[Dataset rows describing interfaces]
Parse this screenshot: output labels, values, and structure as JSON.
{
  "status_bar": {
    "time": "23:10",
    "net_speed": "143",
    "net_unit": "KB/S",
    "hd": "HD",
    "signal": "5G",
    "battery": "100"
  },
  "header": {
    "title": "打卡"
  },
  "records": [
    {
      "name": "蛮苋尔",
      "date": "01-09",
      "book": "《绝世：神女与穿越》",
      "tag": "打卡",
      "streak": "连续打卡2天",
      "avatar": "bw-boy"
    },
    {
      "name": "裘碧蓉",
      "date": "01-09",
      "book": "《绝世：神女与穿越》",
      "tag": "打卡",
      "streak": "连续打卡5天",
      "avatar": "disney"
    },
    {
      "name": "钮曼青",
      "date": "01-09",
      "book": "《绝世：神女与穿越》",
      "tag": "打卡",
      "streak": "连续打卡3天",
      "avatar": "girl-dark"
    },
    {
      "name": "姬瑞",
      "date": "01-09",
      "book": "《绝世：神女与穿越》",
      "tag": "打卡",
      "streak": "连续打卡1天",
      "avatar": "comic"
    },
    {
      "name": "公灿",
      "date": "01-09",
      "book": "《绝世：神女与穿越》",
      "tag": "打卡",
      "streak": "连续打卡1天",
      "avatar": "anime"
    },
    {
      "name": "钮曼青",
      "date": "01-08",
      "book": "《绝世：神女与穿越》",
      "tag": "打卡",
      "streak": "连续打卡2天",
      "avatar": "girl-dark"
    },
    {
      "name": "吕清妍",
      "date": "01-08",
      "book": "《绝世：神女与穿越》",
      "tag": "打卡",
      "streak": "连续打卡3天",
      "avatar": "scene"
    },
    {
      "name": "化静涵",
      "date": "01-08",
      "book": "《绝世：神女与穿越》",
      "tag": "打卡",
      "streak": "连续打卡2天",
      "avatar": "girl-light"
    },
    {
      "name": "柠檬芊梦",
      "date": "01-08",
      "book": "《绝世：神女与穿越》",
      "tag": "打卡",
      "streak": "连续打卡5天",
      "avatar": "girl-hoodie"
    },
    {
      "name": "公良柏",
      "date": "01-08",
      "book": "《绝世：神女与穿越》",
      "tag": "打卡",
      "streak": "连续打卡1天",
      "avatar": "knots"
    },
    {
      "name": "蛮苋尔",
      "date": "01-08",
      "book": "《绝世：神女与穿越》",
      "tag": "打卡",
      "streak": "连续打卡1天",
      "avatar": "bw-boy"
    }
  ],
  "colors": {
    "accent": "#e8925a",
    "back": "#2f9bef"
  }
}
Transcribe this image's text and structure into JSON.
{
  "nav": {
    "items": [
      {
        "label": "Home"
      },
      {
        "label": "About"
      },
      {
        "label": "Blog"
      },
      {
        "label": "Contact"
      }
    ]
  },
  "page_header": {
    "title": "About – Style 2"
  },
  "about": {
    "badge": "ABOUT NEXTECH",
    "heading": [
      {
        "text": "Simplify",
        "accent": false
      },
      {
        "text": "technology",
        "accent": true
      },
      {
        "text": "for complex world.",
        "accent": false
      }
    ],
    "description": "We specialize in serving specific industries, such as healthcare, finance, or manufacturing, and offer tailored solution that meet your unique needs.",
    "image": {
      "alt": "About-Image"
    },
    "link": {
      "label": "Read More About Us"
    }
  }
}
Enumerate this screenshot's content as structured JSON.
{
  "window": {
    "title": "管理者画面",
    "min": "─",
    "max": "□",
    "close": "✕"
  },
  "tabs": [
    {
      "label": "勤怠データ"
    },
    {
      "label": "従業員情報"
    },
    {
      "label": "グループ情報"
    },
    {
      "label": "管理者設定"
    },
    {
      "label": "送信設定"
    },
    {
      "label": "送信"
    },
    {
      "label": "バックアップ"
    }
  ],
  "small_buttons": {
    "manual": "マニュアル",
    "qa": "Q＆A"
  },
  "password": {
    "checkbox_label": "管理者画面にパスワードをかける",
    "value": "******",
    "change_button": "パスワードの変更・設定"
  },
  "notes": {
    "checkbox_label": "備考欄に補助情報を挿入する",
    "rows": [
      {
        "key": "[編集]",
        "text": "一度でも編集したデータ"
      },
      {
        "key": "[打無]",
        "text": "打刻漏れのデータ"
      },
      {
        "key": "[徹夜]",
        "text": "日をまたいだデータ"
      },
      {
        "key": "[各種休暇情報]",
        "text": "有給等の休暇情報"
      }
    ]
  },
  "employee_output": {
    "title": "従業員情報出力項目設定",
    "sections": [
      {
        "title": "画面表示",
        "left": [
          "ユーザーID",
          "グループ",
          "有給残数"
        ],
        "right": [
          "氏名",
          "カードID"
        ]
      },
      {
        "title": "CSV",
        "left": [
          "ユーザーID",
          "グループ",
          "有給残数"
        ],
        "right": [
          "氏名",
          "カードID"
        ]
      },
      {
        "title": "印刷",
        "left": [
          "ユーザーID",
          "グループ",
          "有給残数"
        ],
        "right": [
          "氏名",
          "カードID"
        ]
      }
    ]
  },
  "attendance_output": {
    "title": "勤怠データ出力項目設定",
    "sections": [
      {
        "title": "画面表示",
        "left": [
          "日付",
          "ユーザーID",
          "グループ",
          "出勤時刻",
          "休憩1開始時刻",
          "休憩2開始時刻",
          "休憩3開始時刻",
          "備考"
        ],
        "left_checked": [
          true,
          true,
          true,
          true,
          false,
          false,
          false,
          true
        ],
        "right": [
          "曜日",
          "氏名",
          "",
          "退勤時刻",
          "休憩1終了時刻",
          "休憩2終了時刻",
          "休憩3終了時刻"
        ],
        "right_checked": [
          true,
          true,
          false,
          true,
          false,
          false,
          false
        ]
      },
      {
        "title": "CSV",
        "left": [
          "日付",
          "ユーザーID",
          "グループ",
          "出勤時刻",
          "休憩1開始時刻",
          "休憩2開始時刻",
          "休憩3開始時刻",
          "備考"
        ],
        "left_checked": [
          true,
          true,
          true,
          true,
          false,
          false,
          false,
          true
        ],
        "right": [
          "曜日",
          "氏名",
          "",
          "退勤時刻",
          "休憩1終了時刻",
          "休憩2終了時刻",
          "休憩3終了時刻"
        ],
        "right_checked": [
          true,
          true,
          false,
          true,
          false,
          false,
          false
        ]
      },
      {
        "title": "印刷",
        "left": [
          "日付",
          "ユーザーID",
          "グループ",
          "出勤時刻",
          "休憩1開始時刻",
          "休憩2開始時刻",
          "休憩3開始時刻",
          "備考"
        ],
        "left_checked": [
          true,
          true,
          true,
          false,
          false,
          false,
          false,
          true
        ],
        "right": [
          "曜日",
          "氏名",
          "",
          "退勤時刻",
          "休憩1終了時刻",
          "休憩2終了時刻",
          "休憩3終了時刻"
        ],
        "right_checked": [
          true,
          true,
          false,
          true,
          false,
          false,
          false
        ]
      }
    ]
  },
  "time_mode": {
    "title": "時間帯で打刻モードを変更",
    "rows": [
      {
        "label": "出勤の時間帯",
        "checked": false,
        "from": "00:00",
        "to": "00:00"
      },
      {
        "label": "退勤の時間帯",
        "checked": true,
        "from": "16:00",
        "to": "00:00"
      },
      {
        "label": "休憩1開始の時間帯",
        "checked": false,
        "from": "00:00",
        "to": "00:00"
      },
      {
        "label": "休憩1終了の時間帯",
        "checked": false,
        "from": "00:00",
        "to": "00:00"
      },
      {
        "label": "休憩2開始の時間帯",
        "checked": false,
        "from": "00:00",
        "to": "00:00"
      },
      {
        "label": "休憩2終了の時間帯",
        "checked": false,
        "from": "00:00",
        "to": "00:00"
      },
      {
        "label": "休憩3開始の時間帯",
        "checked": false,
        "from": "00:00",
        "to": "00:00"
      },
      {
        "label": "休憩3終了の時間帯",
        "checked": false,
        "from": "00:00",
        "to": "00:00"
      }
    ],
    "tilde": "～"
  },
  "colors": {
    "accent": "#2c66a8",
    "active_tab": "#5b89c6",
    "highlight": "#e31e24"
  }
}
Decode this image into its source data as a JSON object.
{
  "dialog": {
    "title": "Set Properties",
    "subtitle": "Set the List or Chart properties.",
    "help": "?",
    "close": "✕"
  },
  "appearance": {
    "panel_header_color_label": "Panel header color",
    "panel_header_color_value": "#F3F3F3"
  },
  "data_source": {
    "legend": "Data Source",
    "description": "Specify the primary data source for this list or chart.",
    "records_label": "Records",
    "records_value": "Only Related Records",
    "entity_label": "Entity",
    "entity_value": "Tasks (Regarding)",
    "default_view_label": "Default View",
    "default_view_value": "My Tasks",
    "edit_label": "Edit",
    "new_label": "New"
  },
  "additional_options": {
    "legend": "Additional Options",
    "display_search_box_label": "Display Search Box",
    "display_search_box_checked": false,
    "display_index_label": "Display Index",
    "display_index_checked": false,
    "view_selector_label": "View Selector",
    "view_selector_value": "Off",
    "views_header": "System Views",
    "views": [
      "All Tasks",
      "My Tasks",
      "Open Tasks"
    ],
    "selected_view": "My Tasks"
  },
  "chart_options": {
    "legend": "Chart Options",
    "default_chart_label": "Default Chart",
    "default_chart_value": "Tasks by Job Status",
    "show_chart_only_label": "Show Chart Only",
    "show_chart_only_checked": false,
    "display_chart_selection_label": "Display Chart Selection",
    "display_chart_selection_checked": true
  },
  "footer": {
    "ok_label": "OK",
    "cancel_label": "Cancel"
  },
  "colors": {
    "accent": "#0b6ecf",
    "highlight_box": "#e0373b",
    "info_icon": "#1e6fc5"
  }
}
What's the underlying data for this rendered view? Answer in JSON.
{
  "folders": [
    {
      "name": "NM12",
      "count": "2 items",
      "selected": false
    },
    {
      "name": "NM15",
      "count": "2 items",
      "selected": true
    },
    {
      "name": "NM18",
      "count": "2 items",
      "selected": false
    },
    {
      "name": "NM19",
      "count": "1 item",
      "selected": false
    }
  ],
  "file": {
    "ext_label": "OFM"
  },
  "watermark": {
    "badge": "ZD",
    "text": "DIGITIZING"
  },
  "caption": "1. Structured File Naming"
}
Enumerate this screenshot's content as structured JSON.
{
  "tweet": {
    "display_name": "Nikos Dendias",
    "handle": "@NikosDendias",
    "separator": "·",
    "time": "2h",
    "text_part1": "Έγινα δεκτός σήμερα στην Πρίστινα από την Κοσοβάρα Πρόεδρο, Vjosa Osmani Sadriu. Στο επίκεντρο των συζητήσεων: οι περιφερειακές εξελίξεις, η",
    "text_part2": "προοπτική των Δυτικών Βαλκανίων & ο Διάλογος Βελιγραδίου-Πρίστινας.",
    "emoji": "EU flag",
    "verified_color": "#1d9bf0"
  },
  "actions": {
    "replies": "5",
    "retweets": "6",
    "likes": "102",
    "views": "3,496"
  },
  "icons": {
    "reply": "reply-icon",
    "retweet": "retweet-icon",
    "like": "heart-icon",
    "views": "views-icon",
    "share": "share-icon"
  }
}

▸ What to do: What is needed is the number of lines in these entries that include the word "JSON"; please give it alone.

▸ Expected answer: 6